__Material to process__
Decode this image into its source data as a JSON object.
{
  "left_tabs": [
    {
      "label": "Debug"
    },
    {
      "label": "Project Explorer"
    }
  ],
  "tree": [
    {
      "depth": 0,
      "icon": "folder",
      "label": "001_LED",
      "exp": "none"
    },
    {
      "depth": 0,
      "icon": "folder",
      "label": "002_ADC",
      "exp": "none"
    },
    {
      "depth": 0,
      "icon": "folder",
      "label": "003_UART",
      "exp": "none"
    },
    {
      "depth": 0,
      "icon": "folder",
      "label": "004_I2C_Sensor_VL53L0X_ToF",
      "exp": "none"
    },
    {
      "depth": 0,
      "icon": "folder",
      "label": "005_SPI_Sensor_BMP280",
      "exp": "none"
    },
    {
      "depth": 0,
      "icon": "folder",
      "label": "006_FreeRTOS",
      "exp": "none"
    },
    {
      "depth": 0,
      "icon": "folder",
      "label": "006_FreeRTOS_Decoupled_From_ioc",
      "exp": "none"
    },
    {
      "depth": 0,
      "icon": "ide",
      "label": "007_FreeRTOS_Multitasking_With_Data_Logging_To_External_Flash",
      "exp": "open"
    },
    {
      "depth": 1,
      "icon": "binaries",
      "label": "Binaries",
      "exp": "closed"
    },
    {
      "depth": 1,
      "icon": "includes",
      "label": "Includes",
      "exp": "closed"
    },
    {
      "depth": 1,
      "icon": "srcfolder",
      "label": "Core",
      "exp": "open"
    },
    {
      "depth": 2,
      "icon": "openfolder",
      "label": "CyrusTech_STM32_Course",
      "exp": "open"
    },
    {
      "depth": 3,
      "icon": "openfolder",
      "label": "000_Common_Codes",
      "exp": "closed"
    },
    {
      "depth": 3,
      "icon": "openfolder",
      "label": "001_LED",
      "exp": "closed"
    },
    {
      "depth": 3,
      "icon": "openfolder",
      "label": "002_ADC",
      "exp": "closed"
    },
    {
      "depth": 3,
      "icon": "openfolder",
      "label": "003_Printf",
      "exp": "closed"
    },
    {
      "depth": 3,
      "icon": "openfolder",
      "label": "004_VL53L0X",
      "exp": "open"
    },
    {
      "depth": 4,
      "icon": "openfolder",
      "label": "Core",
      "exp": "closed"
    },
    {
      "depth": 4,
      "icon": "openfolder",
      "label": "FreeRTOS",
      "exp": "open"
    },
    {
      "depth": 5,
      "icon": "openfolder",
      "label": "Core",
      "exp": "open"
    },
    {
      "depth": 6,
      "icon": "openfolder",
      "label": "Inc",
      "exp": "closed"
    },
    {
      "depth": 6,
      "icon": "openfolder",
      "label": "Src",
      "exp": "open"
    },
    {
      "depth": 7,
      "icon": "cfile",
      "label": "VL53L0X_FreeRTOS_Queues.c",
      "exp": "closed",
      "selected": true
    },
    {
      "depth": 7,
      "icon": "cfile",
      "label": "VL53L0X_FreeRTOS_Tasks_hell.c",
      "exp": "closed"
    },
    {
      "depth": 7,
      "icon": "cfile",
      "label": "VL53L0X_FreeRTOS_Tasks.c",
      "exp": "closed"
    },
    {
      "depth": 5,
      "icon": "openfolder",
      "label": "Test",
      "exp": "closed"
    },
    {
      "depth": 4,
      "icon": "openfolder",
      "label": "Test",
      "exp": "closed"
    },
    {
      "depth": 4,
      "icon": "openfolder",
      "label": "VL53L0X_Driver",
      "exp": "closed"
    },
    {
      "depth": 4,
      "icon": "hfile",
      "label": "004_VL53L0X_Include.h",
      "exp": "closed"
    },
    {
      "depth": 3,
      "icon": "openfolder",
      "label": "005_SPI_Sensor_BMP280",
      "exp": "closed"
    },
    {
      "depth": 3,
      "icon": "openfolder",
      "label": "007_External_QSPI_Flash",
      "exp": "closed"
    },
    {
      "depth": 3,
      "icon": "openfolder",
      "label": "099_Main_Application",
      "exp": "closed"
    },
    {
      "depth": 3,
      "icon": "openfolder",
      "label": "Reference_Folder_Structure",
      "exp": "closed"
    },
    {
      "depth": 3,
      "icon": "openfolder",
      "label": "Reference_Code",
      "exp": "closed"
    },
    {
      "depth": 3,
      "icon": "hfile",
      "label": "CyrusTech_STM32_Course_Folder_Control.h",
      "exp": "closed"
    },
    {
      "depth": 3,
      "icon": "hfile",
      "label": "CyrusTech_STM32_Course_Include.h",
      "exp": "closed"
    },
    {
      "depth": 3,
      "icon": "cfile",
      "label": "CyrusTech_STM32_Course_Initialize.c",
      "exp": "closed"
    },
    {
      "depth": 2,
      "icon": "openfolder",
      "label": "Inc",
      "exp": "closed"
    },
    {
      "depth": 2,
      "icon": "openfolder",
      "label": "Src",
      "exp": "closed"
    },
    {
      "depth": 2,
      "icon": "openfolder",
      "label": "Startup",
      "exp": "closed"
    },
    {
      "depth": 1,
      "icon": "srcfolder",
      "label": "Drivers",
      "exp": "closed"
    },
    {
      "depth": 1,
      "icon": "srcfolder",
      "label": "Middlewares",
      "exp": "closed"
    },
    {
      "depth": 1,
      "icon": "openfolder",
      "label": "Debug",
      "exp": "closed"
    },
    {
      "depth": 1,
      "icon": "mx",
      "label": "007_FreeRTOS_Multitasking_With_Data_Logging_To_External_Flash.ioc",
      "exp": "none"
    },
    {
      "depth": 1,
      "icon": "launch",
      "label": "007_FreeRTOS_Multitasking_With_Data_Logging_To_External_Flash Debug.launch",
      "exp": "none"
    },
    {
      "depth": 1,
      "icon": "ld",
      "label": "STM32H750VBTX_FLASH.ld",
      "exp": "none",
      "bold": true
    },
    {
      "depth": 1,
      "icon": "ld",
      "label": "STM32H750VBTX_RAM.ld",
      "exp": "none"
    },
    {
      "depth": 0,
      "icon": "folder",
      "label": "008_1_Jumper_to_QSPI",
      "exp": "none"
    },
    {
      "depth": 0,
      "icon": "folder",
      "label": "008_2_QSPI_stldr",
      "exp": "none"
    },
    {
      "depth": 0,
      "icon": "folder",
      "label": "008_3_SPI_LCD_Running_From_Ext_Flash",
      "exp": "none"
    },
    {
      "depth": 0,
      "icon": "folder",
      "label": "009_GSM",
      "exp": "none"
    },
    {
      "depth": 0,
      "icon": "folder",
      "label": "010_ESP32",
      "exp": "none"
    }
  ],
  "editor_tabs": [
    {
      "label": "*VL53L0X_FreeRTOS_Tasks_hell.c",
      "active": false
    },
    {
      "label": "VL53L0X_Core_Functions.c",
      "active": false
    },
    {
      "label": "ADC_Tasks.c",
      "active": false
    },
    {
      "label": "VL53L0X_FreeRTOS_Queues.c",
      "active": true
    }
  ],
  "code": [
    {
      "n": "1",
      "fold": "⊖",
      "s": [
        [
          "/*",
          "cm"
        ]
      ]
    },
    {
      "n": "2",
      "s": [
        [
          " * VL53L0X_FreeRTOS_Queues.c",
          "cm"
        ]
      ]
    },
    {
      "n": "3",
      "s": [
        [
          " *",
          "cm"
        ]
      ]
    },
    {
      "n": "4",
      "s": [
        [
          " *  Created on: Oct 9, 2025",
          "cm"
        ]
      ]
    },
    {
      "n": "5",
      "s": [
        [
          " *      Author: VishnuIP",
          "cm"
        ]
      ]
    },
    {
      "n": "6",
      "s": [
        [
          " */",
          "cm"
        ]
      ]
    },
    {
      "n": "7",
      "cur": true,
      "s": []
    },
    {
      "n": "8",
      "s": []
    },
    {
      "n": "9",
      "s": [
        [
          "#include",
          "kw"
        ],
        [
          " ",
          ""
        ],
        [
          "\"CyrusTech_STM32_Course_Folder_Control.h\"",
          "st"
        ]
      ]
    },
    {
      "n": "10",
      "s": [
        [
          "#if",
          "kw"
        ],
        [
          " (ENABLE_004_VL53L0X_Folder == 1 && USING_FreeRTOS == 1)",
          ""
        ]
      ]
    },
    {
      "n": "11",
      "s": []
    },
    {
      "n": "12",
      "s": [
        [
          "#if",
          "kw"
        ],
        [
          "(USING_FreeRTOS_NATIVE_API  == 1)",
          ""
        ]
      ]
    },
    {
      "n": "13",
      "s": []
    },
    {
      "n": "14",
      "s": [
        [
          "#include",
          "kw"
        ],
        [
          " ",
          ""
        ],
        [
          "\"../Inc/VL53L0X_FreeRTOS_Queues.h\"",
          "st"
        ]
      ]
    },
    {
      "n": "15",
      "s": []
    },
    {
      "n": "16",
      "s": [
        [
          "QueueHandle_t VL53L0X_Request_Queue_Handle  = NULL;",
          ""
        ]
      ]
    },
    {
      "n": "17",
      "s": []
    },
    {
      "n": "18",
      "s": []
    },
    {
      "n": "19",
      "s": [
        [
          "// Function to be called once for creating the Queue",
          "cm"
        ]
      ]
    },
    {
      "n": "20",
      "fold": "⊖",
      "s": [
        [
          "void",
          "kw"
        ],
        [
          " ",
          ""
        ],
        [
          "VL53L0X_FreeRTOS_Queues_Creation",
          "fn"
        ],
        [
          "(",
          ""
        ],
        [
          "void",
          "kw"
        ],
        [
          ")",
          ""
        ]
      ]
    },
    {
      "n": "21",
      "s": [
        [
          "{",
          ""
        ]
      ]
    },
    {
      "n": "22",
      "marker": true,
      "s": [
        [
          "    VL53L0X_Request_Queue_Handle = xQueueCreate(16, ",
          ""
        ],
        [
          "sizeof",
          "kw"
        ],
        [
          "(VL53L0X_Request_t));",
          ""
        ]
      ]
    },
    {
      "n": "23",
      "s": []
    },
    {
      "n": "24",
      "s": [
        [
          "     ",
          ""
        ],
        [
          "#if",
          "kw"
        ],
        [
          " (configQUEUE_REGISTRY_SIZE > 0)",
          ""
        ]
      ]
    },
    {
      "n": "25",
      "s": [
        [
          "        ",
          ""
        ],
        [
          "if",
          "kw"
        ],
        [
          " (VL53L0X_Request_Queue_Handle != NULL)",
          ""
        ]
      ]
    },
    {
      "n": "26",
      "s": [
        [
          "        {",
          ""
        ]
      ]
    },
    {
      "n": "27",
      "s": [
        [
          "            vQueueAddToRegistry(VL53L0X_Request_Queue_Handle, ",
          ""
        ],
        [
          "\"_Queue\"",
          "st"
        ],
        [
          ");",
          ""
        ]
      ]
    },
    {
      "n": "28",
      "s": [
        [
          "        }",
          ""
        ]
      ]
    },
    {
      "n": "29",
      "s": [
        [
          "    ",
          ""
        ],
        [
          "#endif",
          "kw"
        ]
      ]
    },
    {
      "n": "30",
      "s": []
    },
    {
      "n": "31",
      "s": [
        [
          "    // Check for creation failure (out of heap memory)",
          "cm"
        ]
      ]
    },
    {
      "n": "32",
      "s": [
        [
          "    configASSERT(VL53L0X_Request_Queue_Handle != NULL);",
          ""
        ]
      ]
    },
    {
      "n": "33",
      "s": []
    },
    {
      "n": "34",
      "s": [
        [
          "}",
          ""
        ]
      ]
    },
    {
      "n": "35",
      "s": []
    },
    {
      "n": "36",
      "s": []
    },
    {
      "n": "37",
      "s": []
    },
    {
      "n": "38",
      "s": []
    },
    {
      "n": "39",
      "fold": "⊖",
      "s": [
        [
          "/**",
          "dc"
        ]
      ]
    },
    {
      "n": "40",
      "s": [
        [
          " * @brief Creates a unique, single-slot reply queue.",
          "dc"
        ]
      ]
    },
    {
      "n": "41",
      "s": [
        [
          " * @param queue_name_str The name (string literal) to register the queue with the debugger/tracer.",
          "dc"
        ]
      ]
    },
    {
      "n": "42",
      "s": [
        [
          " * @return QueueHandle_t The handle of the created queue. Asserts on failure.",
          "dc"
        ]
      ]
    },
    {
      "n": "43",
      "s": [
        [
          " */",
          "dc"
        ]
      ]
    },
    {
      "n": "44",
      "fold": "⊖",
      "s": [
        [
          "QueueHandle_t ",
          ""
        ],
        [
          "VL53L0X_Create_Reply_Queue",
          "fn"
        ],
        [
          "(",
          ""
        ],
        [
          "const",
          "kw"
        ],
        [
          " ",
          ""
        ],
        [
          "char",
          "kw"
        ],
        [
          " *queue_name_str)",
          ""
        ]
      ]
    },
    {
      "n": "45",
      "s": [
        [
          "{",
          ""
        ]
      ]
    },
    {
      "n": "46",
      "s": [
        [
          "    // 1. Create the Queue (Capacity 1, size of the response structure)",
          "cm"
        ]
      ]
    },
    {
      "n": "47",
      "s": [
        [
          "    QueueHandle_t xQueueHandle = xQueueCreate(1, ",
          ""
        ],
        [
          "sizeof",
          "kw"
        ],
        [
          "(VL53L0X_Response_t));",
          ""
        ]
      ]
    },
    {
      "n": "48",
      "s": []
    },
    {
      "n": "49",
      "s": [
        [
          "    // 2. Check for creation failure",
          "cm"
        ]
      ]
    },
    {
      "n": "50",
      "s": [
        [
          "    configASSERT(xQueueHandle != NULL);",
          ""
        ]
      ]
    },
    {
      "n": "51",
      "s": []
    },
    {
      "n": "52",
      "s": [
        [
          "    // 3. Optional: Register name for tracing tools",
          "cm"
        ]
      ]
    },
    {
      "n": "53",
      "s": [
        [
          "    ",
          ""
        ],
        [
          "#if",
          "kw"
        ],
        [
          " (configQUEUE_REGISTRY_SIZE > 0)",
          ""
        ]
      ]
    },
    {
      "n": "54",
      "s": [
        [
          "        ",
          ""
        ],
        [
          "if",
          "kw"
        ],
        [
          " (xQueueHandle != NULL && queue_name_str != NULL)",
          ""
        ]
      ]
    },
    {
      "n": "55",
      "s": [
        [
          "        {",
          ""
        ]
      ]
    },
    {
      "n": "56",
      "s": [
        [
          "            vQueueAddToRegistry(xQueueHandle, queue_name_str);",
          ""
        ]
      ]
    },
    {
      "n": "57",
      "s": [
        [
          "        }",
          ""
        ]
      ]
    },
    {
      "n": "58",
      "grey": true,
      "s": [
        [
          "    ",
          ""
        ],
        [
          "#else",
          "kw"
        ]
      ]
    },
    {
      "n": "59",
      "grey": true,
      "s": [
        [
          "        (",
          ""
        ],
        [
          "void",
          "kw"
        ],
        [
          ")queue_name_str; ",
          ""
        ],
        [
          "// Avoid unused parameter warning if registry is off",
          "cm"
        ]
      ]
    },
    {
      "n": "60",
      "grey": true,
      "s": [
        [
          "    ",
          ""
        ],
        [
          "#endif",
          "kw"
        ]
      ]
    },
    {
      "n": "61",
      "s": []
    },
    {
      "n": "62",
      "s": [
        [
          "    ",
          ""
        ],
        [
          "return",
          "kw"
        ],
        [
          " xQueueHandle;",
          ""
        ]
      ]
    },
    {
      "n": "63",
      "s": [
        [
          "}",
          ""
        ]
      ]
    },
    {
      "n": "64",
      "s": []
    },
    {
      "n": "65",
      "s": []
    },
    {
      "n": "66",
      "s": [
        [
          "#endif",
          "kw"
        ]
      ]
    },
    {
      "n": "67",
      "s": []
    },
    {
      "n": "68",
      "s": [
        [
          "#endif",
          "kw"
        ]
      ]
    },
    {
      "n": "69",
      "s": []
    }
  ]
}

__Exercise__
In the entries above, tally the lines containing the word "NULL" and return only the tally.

__Response to the exercise__
5